The task:
Among the records that follow, set down only the lines from the one containing "Parse this screenshot: output" to the one containing "Transcribe this image's", both included, exactly.

Available data:
☆ ☆ ☆ ☆ ☆
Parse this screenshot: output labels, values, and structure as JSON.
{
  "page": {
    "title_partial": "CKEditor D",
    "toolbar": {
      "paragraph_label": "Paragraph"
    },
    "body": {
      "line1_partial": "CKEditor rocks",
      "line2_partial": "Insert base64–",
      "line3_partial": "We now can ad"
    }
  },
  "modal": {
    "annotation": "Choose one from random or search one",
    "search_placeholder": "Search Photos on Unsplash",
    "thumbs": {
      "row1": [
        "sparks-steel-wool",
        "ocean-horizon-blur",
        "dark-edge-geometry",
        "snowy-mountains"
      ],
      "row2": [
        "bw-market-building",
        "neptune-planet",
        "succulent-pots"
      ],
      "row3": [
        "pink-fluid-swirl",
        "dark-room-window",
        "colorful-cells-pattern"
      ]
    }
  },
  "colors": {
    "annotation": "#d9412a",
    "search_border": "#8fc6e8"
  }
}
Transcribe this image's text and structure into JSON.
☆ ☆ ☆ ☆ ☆
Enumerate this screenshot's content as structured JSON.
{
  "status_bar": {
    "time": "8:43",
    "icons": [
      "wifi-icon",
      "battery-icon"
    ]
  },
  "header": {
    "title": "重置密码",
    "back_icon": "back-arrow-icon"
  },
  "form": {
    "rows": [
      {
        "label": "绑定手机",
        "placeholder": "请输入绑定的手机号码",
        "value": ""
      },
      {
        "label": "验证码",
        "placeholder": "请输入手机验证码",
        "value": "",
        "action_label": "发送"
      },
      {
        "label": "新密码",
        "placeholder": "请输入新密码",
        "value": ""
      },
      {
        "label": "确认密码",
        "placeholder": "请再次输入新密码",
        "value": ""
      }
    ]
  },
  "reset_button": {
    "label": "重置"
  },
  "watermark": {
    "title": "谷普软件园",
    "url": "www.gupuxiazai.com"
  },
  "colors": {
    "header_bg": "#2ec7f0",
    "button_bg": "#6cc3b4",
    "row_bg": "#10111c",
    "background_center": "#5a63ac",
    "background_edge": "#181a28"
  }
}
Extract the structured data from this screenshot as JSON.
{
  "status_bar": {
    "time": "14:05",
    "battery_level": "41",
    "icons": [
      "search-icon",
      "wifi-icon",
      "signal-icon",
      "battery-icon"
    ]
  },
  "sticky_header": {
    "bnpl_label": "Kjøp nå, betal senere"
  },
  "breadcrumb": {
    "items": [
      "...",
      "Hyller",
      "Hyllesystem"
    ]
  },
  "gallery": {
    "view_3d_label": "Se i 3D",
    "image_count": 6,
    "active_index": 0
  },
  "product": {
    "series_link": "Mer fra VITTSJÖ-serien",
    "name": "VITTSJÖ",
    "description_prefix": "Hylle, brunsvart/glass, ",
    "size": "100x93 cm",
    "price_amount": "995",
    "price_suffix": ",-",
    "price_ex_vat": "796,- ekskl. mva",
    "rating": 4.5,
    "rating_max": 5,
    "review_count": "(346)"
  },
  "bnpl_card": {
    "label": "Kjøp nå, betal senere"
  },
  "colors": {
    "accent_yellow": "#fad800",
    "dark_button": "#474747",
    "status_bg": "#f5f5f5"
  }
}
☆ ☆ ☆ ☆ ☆
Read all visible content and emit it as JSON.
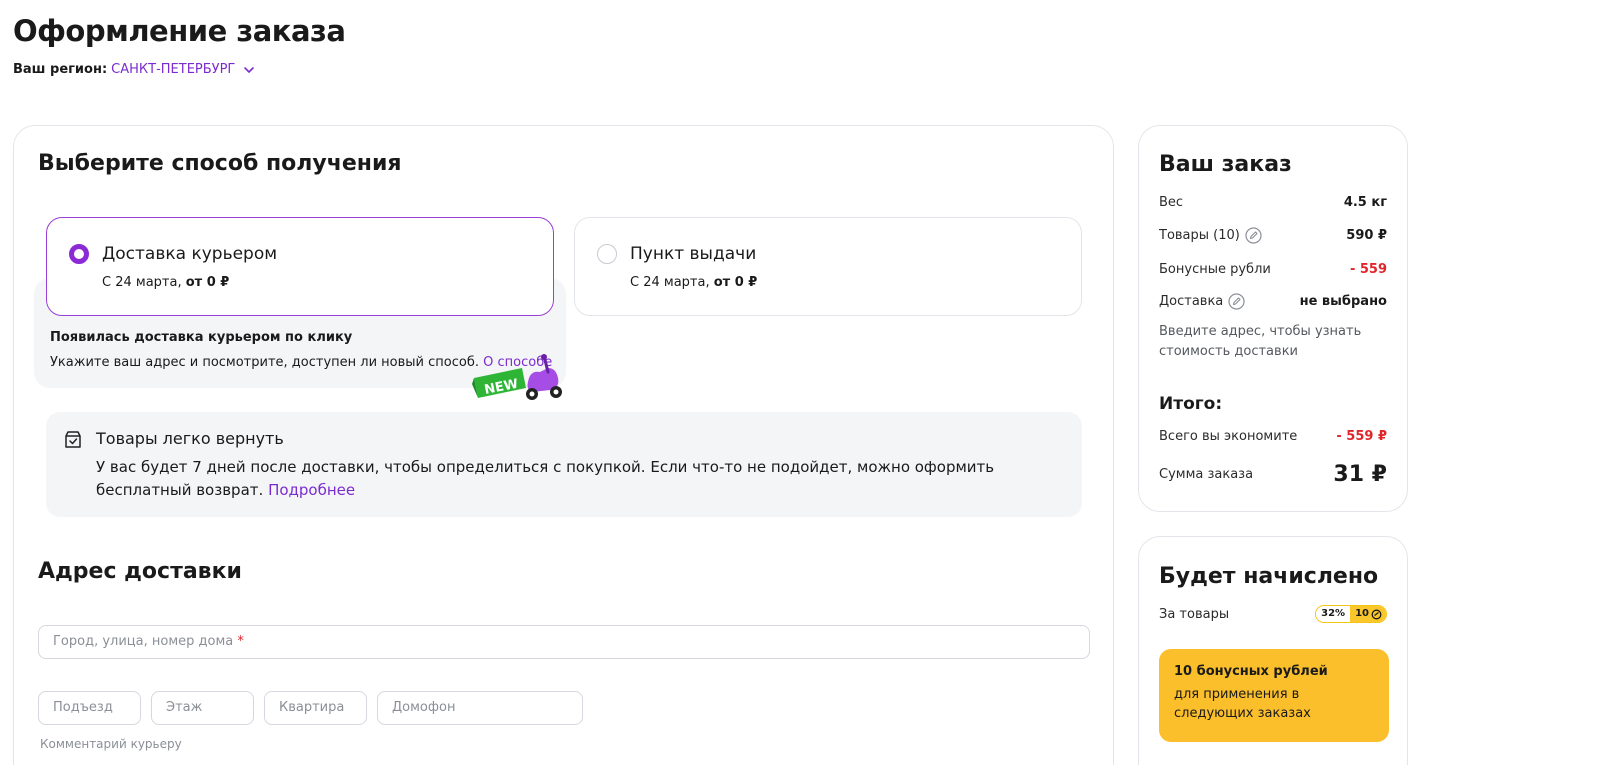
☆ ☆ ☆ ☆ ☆
Answer box:
Parse this screenshot: output labels, values, and structure as JSON.
{
  "page": {
    "title_partial": "CKEditor D",
    "toolbar": {
      "paragraph_label": "Paragraph"
    },
    "body": {
      "line1_partial": "CKEditor rocks",
      "line2_partial": "Insert base64–",
      "line3_partial": "We now can ad"
    }
  },
  "modal": {
    "annotation": "Choose one from random or search one",
    "search_placeholder": "Search Photos on Unsplash",
    "thumbs": {
      "row1": [
        "sparks-steel-wool",
        "ocean-horizon-blur",
        "dark-edge-geometry",
        "snowy-mountains"
      ],
      "row2": [
        "bw-market-building",
        "neptune-planet",
        "succulent-pots"
      ],
      "row3": [
        "pink-fluid-swirl",
        "dark-room-window",
        "colorful-cells-pattern"
      ]
    }
  },
  "colors": {
    "annotation": "#d9412a",
    "search_border": "#8fc6e8"
  }
}
Transcribe this image's text and structure into JSON.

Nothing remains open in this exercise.